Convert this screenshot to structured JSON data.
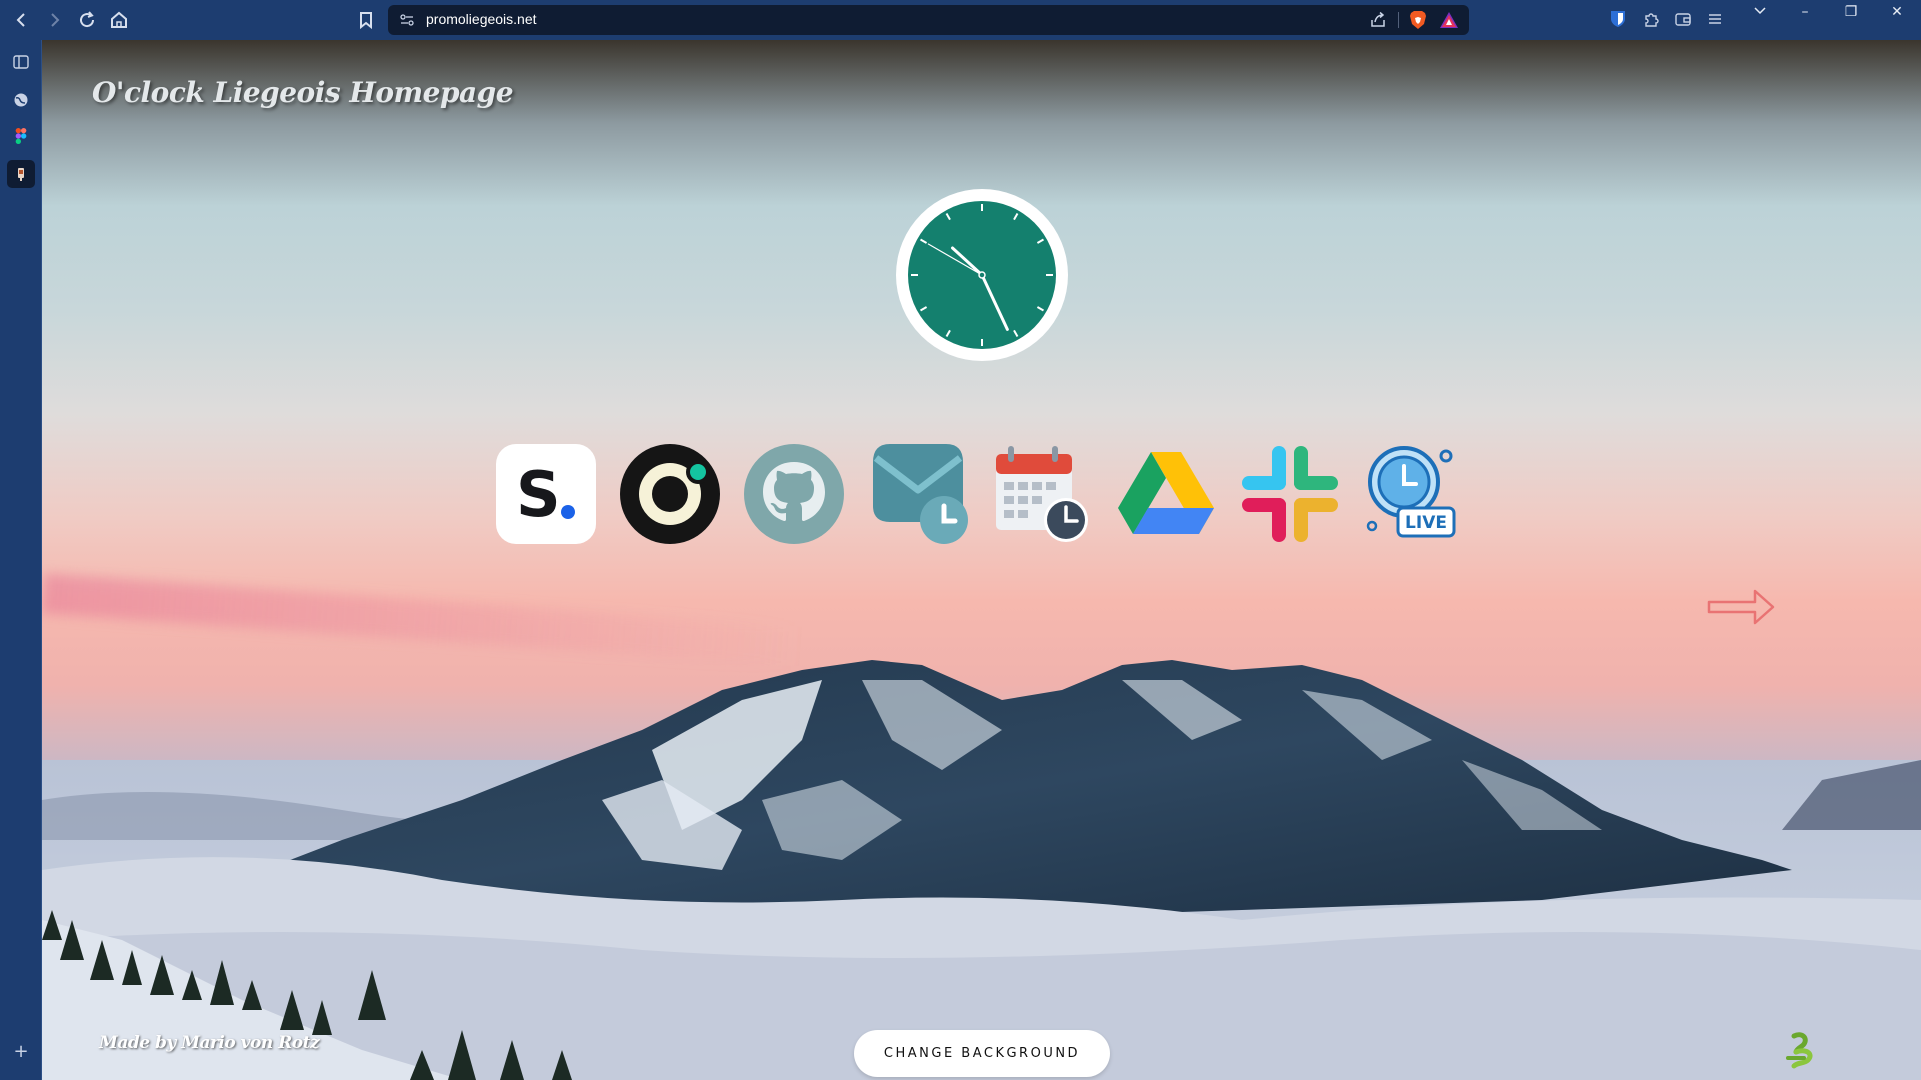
{
  "browser": {
    "url": "promoliegeois.net",
    "nav": {
      "back_icon": "chevron-left-icon",
      "forward_icon": "chevron-right-icon",
      "reload_icon": "reload-icon",
      "home_icon": "home-icon",
      "bookmark_icon": "bookmark-icon"
    },
    "window_controls": {
      "tabs_icon": "chevron-down-icon",
      "minimize": "–",
      "restore": "❐",
      "close": "✕"
    }
  },
  "sidebar": {
    "items": [
      "sidebar-panel-icon",
      "globe-icon",
      "figma-icon",
      "app-tile-icon"
    ],
    "add_label": "+"
  },
  "page": {
    "title": "O'clock Liegeois Homepage",
    "credit": "Made by Mario von Rotz",
    "change_background_label": "CHANGE BACKGROUND",
    "apps": [
      {
        "name": "s-app",
        "label": "S."
      },
      {
        "name": "ring-app",
        "label": ""
      },
      {
        "name": "github",
        "label": ""
      },
      {
        "name": "scheduled-mail",
        "label": ""
      },
      {
        "name": "calendar-clock",
        "label": ""
      },
      {
        "name": "google-drive",
        "label": ""
      },
      {
        "name": "slack",
        "label": ""
      },
      {
        "name": "live-clock",
        "label": "LIVE"
      }
    ],
    "clock": {
      "hour": 10,
      "minute": 25,
      "second": 50
    }
  },
  "colors": {
    "clock_face": "#14806e",
    "browser_chrome": "#1d3d70",
    "urlbar": "#0f1c33"
  }
}
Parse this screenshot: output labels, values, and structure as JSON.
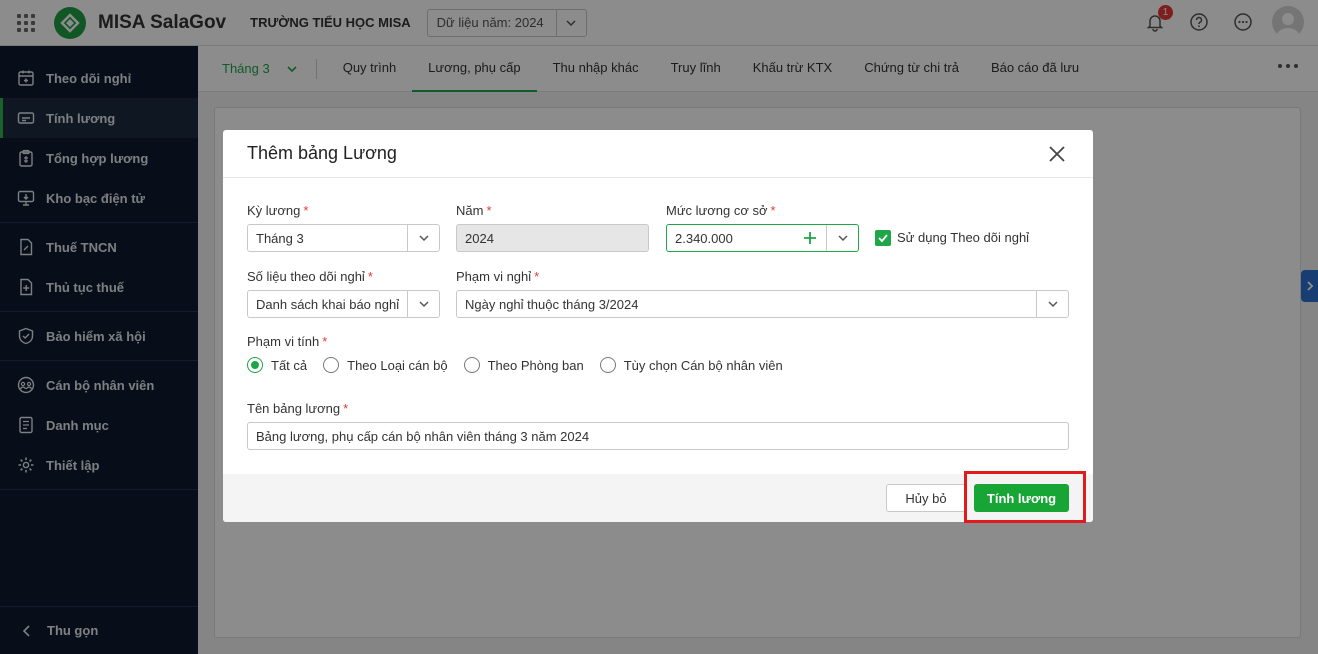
{
  "header": {
    "app_name": "MISA SalaGov",
    "org_name": "TRƯỜNG TIỂU HỌC MISA",
    "year_select": "Dữ liệu năm: 2024",
    "notification_count": "1"
  },
  "sidebar": {
    "items": [
      {
        "label": "Theo dõi nghỉ",
        "icon": "calendar-icon"
      },
      {
        "label": "Tính lương",
        "icon": "payroll-icon"
      },
      {
        "label": "Tổng hợp lương",
        "icon": "clipboard-icon"
      },
      {
        "label": "Kho bạc điện tử",
        "icon": "monitor-icon"
      },
      {
        "label": "Thuế TNCN",
        "icon": "tax-doc-icon"
      },
      {
        "label": "Thủ tục thuế",
        "icon": "doc-plus-icon"
      },
      {
        "label": "Bảo hiểm xã hội",
        "icon": "shield-icon"
      },
      {
        "label": "Cán bộ nhân viên",
        "icon": "users-icon"
      },
      {
        "label": "Danh mục",
        "icon": "list-icon"
      },
      {
        "label": "Thiết lập",
        "icon": "gear-icon"
      }
    ],
    "collapse_label": "Thu gọn"
  },
  "tabs": {
    "month": "Tháng 3",
    "items": [
      "Quy trình",
      "Lương, phụ cấp",
      "Thu nhập khác",
      "Truy lĩnh",
      "Khấu trừ KTX",
      "Chứng từ chi trả",
      "Báo cáo đã lưu"
    ],
    "active": "Lương, phụ cấp"
  },
  "modal": {
    "title": "Thêm bảng Lương",
    "ky_luong_label": "Kỳ lương",
    "ky_luong_value": "Tháng 3",
    "nam_label": "Năm",
    "nam_value": "2024",
    "muc_luong_label": "Mức lương cơ sở",
    "muc_luong_value": "2.340.000",
    "use_theo_doi_label": "Sử dụng Theo dõi nghỉ",
    "use_theo_doi_checked": true,
    "so_lieu_label": "Số liệu theo dõi nghỉ",
    "so_lieu_value": "Danh sách khai báo nghỉ",
    "pham_vi_nghi_label": "Phạm vi nghỉ",
    "pham_vi_nghi_value": "Ngày nghỉ thuộc tháng 3/2024",
    "pham_vi_tinh_label": "Phạm vi tính",
    "pham_vi_tinh_options": [
      "Tất cả",
      "Theo Loại cán bộ",
      "Theo Phòng ban",
      "Tùy chọn Cán bộ nhân viên"
    ],
    "pham_vi_tinh_selected": "Tất cả",
    "ten_bang_label": "Tên bảng lương",
    "ten_bang_value": "Bảng lương, phụ cấp cán bộ nhân viên tháng 3 năm 2024",
    "required_mark": "*",
    "cancel_label": "Hủy bỏ",
    "submit_label": "Tính lương"
  },
  "colors": {
    "accent": "#1ea649",
    "sidebar_bg": "#0d1b2e",
    "highlight": "#e01b1b"
  }
}
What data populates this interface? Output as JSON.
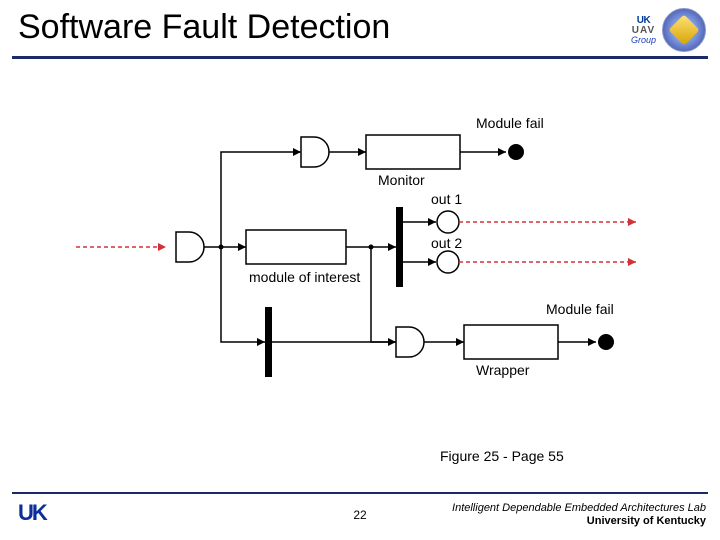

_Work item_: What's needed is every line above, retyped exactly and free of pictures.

_Problem solution_:
Convert this screenshot to structured JSON data.
{
  "browser": {
    "url": "promoliegeois.net",
    "nav": {
      "back_icon": "chevron-left-icon",
      "forward_icon": "chevron-right-icon",
      "reload_icon": "reload-icon",
      "home_icon": "home-icon",
      "bookmark_icon": "bookmark-icon"
    },
    "window_controls": {
      "tabs_icon": "chevron-down-icon",
      "minimize": "–",
      "restore": "❐",
      "close": "✕"
    }
  },
  "sidebar": {
    "items": [
      "sidebar-panel-icon",
      "globe-icon",
      "figma-icon",
      "app-tile-icon"
    ],
    "add_label": "+"
  },
  "page": {
    "title": "O'clock Liegeois Homepage",
    "credit": "Made by Mario von Rotz",
    "change_background_label": "CHANGE BACKGROUND",
    "apps": [
      {
        "name": "s-app",
        "label": "S."
      },
      {
        "name": "ring-app",
        "label": ""
      },
      {
        "name": "github",
        "label": ""
      },
      {
        "name": "scheduled-mail",
        "label": ""
      },
      {
        "name": "calendar-clock",
        "label": ""
      },
      {
        "name": "google-drive",
        "label": ""
      },
      {
        "name": "slack",
        "label": ""
      },
      {
        "name": "live-clock",
        "label": "LIVE"
      }
    ],
    "clock": {
      "hour": 10,
      "minute": 25,
      "second": 50
    }
  },
  "colors": {
    "clock_face": "#14806e",
    "browser_chrome": "#1d3d70",
    "urlbar": "#0f1c33"
  }
}
Parse this screenshot: output labels, values, and structure as JSON.
{
  "header": {
    "app_name": "MISA SalaGov",
    "org_name": "TRƯỜNG TIỂU HỌC MISA",
    "year_select": "Dữ liệu năm: 2024",
    "notification_count": "1"
  },
  "sidebar": {
    "items": [
      {
        "label": "Theo dõi nghỉ",
        "icon": "calendar-icon"
      },
      {
        "label": "Tính lương",
        "icon": "payroll-icon"
      },
      {
        "label": "Tổng hợp lương",
        "icon": "clipboard-icon"
      },
      {
        "label": "Kho bạc điện tử",
        "icon": "monitor-icon"
      },
      {
        "label": "Thuế TNCN",
        "icon": "tax-doc-icon"
      },
      {
        "label": "Thủ tục thuế",
        "icon": "doc-plus-icon"
      },
      {
        "label": "Bảo hiểm xã hội",
        "icon": "shield-icon"
      },
      {
        "label": "Cán bộ nhân viên",
        "icon": "users-icon"
      },
      {
        "label": "Danh mục",
        "icon": "list-icon"
      },
      {
        "label": "Thiết lập",
        "icon": "gear-icon"
      }
    ],
    "collapse_label": "Thu gọn"
  },
  "tabs": {
    "month": "Tháng 3",
    "items": [
      "Quy trình",
      "Lương, phụ cấp",
      "Thu nhập khác",
      "Truy lĩnh",
      "Khấu trừ KTX",
      "Chứng từ chi trả",
      "Báo cáo đã lưu"
    ],
    "active": "Lương, phụ cấp"
  },
  "modal": {
    "title": "Thêm bảng Lương",
    "ky_luong_label": "Kỳ lương",
    "ky_luong_value": "Tháng 3",
    "nam_label": "Năm",
    "nam_value": "2024",
    "muc_luong_label": "Mức lương cơ sở",
    "muc_luong_value": "2.340.000",
    "use_theo_doi_label": "Sử dụng Theo dõi nghỉ",
    "use_theo_doi_checked": true,
    "so_lieu_label": "Số liệu theo dõi nghỉ",
    "so_lieu_value": "Danh sách khai báo nghỉ",
    "pham_vi_nghi_label": "Phạm vi nghỉ",
    "pham_vi_nghi_value": "Ngày nghỉ thuộc tháng 3/2024",
    "pham_vi_tinh_label": "Phạm vi tính",
    "pham_vi_tinh_options": [
      "Tất cả",
      "Theo Loại cán bộ",
      "Theo Phòng ban",
      "Tùy chọn Cán bộ nhân viên"
    ],
    "pham_vi_tinh_selected": "Tất cả",
    "ten_bang_label": "Tên bảng lương",
    "ten_bang_value": "Bảng lương, phụ cấp cán bộ nhân viên tháng 3 năm 2024",
    "required_mark": "*",
    "cancel_label": "Hủy bỏ",
    "submit_label": "Tính lương"
  },
  "colors": {
    "accent": "#1ea649",
    "sidebar_bg": "#0d1b2e",
    "highlight": "#e01b1b"
  }
}
What data populates this interface? Output as JSON.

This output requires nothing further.